Post by Darren Dunha » Wed, 15 Mar 2006 05:37:34



> Not sure if this is something specific to my Solaris 10 environment !!
> When I run "/usr/ucb/ps auxwww" command as root, I get full cmdline
> with args. Whereas, when I run it as non-root, the output gets
> truncated just as the ps -ef cmd does.
> Is this something new to Solaris 10 ? Previous releases were not doing
> the same !!!

Yes, this is new.  It's not so much root/non root as privleged/non
privleged on the process (the process owner should be able to see it).

To get the full args, you have to read through the process itself.
Apparantly this is enough of a scare that you can't do it by default.

I think that you can set /usr/ucb/ps to be setuid root and get the old
output, but I can't evaluate how much risk that entails.  You might also
be able to add more fine-grained privileges (such as being able to read
the process structure) to your scripts.

--

Senior Technical Consultant         TAOS            http://www.taos.com/
Got some Dr Pepper?                           San Francisco, CA bay area
         < This line left intentionally blank to confuse you. >

 
 
 

/usr/ucb/ps auxwww - output truncated for non-root users on Sol10.

Post by Dextho » Wed, 15 Mar 2006 05:41:25


So, if I ran it as the process owner I should have seen it fully right
??

Though I am a sysadmin (old school), I write and give out tools/scripts
to others. I like the feature, just saw Solaris10 radically different
from rest of the Unices.

-Dexthor.

 
 
 

/usr/ucb/ps auxwww - output truncated for non-root users on Sol10.

Post by Casper H.S. Di » Wed, 15 Mar 2006 05:55:12



>I think that you can set /usr/ucb/ps to be setuid root and get the old
>output, but I can't evaluate how much risk that entails.  You might also
>be able to add more fine-grained privileges (such as being able to read
>the process structure) to your scripts.
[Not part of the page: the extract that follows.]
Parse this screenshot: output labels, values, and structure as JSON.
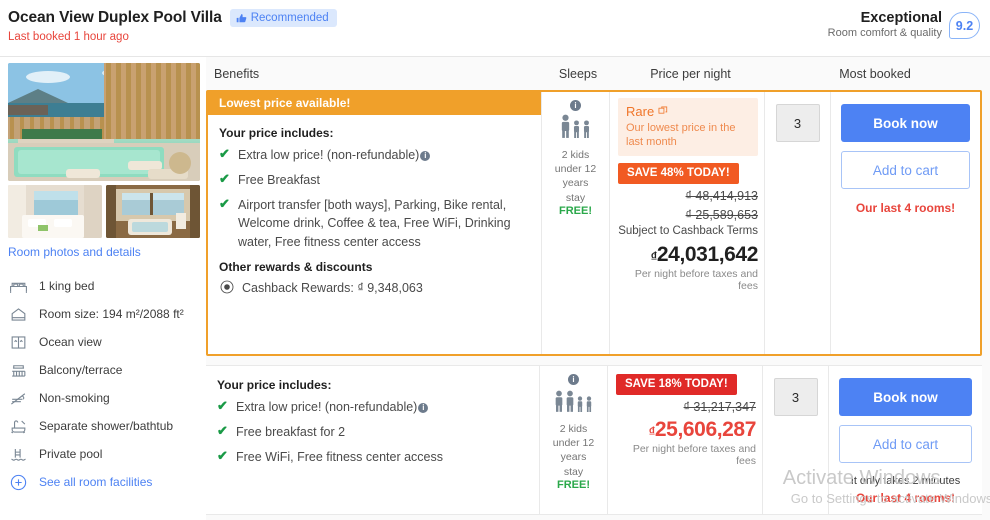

Certainly *not* /usr/ucb/ps; possibly /usr/ucb/*/ps  (i386, amd64,
sparcv7, sparcv9 sub directories)

/usr/ucb/ps is the isaexec wrapper; make it set-uid and your security
is shot.

We do not support slapping the set-uid bit on random executables.

Casper
--
Expressed in this posting are my opinions.  They are in no way related
to opinions held by my employer, Sun Microsystems.
Statements on Sun products included here are not gospel and may
be fiction rather than truth.

 
 
 

/usr/ucb/ps auxwww - output truncated for non-root users on Sol10.

Post by Casper H.S. Di » Wed, 15 Mar 2006 05:56:23



>So, if I ran it as the process owner I should have seen it fully right??

Correct.

Quote:>Though I am a sysadmin (old school), I write and give out tools/scripts
>to others. I like the feature, just saw Solaris10 radically different
>from rest of the Unices.

More or less standard "SysV" behaviour; old school BSD reads /dev/*mem
directly and was able to get at most everything; /usr/ucb/ps on Solaris
read the memory of a process directly.

Casper

 
 
 

/usr/ucb/ps auxwww - output truncated for non-root users on Sol10.

Post by Dextho » Wed, 15 Mar 2006 07:41:48


Thanks for helping me understand.

-Dexthor.